Embedding Alexa Voice Service (AVS) into IoT Devices

Thursday 4/23/20 09:00am
Posted By Christine Jorgensen
  • Up0
  • Down0

Snapdragon and Qualcomm branded products are products of
Qualcomm Technologies, Inc. and/or its subsidiaries.

The home device and automation opportunity is growing at an outstanding rate, with some analysts suggesting it could be worth over $81 billion by 2023. Along with the evolution of home automation, there has been a burgeoning demand for new methods of human-machine interaction (HMI) that substitute or supplement traditional touch-based user interfaces.

One of the most popular methods that has emerged is voice control, thanks in part to Amazon’s Alexa voice controlled, personal assistant technology, that was first used in their Amazon Echo smart speakers. The underlying technology behind this is Alexa Voice Service (AVS) which Amazon has made available to third-party developers. Through AVS, developers can allow end users to perform a variety of tasks ranging from setting up to-do lists to playing audiobooks. However, for us in the IoT industry, the most exciting aspect of AVS is the ability to control other smart devices through voice commands.

So this made us ask, what if developers could build AVS-based voice control directly into IoT devices without having to rely on voice commands first passing through an external hub device for processing? The result was the addition of the Qualcomm® Home Hub 100 Platform to our Qualcomm Home Hub platforms range.

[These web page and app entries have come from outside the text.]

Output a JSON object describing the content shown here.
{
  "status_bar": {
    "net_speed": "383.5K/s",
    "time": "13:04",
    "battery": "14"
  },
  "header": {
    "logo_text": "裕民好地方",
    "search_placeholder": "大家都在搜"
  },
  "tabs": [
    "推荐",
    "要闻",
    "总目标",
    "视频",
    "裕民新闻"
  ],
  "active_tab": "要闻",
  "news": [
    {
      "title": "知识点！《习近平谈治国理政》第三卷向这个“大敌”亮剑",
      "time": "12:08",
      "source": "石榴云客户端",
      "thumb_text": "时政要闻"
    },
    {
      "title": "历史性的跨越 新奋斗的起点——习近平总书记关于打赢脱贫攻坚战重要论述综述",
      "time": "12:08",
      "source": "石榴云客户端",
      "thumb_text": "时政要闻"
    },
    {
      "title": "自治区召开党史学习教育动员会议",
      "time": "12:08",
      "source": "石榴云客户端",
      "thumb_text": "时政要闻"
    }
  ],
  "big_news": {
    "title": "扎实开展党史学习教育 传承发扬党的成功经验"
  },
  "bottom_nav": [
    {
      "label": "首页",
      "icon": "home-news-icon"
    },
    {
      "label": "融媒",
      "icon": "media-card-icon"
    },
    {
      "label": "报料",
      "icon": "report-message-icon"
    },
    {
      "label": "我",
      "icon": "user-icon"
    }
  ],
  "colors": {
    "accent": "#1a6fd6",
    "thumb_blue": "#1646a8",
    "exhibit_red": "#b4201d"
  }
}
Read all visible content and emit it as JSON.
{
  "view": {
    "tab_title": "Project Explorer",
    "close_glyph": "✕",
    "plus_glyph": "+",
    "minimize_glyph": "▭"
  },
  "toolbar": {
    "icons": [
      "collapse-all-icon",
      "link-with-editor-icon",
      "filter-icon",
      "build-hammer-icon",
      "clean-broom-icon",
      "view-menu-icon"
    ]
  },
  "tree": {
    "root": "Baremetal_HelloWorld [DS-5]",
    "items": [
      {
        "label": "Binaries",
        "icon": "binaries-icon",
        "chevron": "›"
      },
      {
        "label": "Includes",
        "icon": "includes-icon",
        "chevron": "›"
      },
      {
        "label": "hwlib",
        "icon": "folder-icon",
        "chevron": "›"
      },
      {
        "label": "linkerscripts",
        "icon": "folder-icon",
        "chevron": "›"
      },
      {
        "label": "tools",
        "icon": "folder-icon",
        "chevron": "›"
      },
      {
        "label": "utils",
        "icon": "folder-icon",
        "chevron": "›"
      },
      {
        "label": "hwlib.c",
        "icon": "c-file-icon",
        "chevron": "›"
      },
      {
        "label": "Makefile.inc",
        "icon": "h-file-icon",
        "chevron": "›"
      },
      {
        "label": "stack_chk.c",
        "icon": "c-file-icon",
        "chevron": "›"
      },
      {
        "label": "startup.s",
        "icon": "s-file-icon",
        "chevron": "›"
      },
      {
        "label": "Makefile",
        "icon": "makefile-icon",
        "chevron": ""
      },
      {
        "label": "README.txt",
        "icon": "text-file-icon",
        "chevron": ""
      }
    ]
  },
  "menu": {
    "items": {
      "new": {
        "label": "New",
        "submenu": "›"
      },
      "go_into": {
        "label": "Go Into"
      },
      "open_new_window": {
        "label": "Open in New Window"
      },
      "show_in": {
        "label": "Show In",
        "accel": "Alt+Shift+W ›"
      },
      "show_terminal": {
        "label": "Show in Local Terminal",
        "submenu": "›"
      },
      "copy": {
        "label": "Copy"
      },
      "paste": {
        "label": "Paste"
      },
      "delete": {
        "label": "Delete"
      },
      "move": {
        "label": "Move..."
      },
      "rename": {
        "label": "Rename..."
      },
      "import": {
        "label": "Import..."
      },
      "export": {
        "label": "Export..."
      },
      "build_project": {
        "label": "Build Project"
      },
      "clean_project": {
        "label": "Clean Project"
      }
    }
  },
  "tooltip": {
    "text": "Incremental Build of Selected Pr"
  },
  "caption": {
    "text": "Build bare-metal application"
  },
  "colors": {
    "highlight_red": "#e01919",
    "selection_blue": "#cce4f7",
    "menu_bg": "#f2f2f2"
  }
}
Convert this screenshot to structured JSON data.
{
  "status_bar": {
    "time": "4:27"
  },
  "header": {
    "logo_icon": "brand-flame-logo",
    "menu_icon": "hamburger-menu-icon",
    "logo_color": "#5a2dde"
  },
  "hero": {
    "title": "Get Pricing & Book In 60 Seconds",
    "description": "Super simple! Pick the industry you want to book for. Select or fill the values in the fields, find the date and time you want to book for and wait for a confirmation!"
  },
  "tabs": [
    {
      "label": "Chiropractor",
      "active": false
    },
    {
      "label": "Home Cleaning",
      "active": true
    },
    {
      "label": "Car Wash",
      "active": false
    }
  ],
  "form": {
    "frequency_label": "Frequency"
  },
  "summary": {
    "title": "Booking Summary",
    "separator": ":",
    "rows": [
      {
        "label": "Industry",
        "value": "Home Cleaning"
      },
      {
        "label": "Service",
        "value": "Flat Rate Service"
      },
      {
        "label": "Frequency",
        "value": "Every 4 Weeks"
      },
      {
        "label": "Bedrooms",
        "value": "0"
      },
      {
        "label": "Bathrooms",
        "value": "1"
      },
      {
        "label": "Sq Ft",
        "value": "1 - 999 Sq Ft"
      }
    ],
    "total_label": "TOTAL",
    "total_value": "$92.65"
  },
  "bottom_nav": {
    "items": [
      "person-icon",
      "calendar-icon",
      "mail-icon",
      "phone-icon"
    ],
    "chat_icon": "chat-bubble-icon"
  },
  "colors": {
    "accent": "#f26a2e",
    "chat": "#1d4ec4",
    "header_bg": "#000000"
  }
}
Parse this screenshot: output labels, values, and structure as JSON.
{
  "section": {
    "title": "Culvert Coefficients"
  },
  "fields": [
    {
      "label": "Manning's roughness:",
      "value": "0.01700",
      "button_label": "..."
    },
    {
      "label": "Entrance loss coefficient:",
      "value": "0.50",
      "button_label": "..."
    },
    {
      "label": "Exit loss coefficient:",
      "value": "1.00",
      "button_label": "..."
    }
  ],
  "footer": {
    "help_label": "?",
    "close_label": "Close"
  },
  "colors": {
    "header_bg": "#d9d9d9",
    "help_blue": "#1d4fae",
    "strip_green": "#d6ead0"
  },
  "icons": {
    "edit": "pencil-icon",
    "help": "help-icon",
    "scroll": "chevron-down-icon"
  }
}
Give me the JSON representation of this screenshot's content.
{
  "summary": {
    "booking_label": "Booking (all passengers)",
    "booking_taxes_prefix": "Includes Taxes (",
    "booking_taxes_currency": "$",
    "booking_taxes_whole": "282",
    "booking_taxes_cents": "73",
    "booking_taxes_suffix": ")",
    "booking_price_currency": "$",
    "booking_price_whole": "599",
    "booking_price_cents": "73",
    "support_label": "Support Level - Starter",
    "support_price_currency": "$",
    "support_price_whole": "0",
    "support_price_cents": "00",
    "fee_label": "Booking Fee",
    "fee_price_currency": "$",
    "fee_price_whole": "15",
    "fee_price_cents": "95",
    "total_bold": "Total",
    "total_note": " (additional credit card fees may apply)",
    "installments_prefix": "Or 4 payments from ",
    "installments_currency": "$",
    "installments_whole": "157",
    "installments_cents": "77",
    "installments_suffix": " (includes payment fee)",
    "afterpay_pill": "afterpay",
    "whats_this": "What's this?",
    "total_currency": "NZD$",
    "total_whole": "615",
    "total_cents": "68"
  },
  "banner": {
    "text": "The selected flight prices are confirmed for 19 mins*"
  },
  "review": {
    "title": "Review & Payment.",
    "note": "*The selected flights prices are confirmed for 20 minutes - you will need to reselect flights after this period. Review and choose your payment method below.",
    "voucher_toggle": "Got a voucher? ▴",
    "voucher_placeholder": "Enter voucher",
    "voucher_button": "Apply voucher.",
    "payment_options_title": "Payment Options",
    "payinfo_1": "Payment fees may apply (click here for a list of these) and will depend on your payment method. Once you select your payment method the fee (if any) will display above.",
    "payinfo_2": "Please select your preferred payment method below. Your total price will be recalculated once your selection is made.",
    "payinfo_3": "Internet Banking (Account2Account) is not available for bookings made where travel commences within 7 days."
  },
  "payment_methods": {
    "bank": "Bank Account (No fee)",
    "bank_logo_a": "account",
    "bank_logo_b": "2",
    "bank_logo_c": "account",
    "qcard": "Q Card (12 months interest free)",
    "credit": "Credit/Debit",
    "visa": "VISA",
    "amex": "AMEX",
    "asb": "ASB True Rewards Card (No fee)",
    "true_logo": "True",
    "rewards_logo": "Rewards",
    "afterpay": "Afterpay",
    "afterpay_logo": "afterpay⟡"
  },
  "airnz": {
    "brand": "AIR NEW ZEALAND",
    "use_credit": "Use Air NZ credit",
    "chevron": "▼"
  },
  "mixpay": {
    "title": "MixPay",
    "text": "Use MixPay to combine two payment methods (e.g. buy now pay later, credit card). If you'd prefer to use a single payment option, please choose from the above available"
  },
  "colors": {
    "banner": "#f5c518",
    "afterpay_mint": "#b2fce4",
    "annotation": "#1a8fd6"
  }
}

Introducing the Qualcomm Home Hub 100

The Qualcomm Home Hub 100 is driven by a tri-mode (dual band Wi-Fi, BLE and 802.15.4) SoC (QCA4020) that allows developers to package AVS control directly into their devices. This is a potential game changer because developers can integrate AVS without having to rely on the presence, correct setup, and connectivity to an existing external Alexa home hub. The platform currently provides tri-mode connectivity (Wi-Fi, Bluetooth 5.0 and 802.15.4 (Thread and Zigbee 3.0)) on a single chip in conjunction with AVS, which can allow for interconnectivity with a wide range of devices. In addition, developers also have the option to control other Alexa-supported devices using their Qualcomm Home Hub 100-based implementations.

While smart home automation probably conjures up images of digital thermostats and intelligent light bulbs–cool use cases indeed–we think developers will start to employ the Home Hub 100 into even more devices. This technology is especially useful to replace and/or complement touch-based user interfaces in devices. In addition, there is no need to make accommodations (like yelling) for a hub which may be located in another room away from the device to be controlled; or a device that is not fully reachable. Use cases could range from smart kitchen appliances such as telling a hot stove with an overflowing pot to turn its temperature down, or commanding devices like smoke detectors in hard-to-reach places to turn off. The use of voice commands can also be particularly beneficial to users with accessibility challenges. Despite the platform’s name suggesting use cases around the home, the platform can also be employed in other areas where voice control might be needed, such as in health-care systems, industrial settings, or situations where the spread of an illness could be reduced by eliminating touch-based interfaces shared by multiple users.

Platform Specifics at a Glance

The Home Hub 100 platform builds off of the Qualcomm® QCA4020 with integration to these two additional processors from Synaptics:

  • CX20921: provides far-field voice processing and embedded smart voice-triggering, along with voice control, voice search, and VoIP/speakerphone capabilities, as well as access to the speech input processor, wake-on-voice, noise suppression, and full-duplex acoustic echo cancellation capabilities.
  • CX22721: provides amplified audio playback.


HMI through voice control is proving to be hugely popular thanks to devices like the Amazon Echo, and more generally, AVS. Now developers have the option to integrate AVS capabilities directly into their devices using the Qualcomm Home Hub 100, which means voice control capabilities are no longer limited to just a central hub. Such capabilities are sure to make devices even more beneficial and accessible to all users.

Developers can get started by using the Ehong EH-MEVK-AVS hardware development kit that features the Qualcomm Home Hub Platform 100.

If you have an interesting HMI project powered by a Qualcomm Technologies, Inc. platform we’d love to hear about it! Tell us about your project, and if selected, we may showcase it in our projects section.

Qualcomm Home Hub and Qualcomm QCA4020 are products of Qualcomm Technologies, Inc. and/or its subsidiaries.